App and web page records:

# # # #

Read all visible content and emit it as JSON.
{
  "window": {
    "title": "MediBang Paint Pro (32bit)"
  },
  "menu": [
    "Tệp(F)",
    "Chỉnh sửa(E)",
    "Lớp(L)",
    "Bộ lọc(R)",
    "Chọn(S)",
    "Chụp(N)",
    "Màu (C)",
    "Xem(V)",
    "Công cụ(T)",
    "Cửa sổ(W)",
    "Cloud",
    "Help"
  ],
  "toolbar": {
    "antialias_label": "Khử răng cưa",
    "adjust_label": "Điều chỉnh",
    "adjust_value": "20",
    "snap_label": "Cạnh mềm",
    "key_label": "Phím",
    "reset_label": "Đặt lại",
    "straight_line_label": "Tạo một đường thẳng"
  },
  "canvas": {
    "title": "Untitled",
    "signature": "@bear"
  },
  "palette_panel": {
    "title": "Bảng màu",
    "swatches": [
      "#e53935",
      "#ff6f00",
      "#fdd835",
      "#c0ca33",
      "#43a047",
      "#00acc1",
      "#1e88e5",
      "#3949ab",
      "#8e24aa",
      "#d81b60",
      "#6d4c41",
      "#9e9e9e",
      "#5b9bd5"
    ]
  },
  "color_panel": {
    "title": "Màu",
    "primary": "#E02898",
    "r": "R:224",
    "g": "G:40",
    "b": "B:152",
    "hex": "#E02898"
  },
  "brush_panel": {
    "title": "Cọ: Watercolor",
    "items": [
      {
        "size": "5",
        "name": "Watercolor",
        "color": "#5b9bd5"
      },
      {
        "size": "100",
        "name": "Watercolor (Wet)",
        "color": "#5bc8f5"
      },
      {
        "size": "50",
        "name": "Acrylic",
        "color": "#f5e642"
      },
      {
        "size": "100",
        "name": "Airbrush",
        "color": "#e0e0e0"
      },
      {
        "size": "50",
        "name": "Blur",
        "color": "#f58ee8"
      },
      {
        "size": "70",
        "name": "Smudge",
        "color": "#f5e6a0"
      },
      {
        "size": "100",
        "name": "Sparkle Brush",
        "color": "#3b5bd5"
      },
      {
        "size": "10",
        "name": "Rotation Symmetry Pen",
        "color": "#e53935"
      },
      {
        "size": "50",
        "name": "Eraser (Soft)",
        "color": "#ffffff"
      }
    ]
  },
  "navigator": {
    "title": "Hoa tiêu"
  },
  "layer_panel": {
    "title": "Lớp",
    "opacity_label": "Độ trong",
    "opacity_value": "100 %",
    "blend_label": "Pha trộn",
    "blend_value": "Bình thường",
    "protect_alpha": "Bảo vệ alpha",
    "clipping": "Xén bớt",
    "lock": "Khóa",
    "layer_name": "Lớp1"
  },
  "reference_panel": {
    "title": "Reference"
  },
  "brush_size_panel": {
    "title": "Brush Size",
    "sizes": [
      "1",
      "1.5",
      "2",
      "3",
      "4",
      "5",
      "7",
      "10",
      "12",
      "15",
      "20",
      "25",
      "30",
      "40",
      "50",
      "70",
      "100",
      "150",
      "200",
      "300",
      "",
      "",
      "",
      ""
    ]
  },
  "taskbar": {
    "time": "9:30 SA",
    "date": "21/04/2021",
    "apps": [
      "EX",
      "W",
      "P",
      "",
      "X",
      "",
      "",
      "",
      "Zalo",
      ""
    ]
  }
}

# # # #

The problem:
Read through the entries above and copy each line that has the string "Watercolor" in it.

Task result:
    "title": "Cọ: Watercolor",
        "name": "Watercolor",
        "name": "Watercolor (Wet)",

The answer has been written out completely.